Nigel Farage put Mark Zuckerberg on blast today during the Facebook CEO’s testimony to the European Parliament, accusing him of “willful discrimination” against conservatives on the platform, and positing the creation of a “Social Media Bill of Rights” to protect free speech.
Farage noted that the victory of Brexit in the UK, the election of Donald Trump in the US, and the recent victory of populist politicians in Italy could not have happened without social media.
“Historically, of course, it’s true, that through Facebook and other forms of social media there is no way that Brexit or Trump or the Italian elections could ever possibly have happened. It was social media that allowed people to get round the back of mainstream media.”

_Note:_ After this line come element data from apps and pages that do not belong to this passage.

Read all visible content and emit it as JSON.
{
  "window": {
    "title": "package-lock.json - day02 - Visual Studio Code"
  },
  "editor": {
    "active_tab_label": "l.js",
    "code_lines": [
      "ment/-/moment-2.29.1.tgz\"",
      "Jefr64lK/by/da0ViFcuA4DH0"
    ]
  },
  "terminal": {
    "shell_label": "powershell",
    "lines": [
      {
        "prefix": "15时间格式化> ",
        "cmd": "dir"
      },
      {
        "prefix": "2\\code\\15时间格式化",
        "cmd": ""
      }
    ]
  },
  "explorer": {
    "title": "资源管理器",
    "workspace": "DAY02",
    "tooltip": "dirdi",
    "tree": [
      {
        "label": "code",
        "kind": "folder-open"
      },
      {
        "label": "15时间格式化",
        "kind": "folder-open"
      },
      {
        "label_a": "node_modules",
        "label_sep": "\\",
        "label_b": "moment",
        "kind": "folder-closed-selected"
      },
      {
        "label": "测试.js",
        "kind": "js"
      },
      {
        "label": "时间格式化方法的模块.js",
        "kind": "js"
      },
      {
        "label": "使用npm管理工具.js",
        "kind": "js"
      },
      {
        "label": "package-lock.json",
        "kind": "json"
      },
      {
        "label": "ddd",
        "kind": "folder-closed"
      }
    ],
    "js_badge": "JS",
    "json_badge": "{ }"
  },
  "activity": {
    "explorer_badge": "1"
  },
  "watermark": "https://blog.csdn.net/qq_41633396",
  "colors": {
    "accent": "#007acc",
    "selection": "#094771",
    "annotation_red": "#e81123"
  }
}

“Perhaps you’re horrified by this creation of yours and what it’s led to, I don’t know. But what is absolutely true is that since January of this year, you’ve changed your modus operandi, you’ve changed your algorithms, and it has led directly to a very substantial drop in views and engagements for those who have got right-of-center political opinions.”
Farage went on to reference the steep decline in engagement on President Trump’s Facebook engagement that immediately followed the Facebook algorithm change, a story originally reported by Breitbart News, as well as the broader decline of conservative Facebook pages following the changes in January.
“The facts are very clear. Just look at President Trump’s numbers, on a much smaller scale look at mine, look at thousands of other conservative commentators. On average, we’re down about 25 percent over the course of this year. That’s happening on a ‘platform for all ideas.'”
“I am not talking here, Mr. Zuckerberg, about extremism. I am not talking about encouraging violence. I am not talking about hatred of anybody. I’m talking about people who have majority, mainstream opinions … and frankly, I feel, they are being wilfully discriminated against.”
Farage called on Zuckerberg to be more transparent about the factors that go into judging content on Facebook.
“What interests me is who decides what is acceptable? Who are these people you referred to earlier, these third-party fact checkers, who are these people? Why is there no transparency in this process at all?”
“I’m not generally somebody who calls for legislation on the international stage, but I’m beginning to wonder whether we need a social media bill of rights to basically protect free speech. I’m asking you today, very, very clearly that would you accept today that Facebook is not a platform for all ideas that is operated impartially?”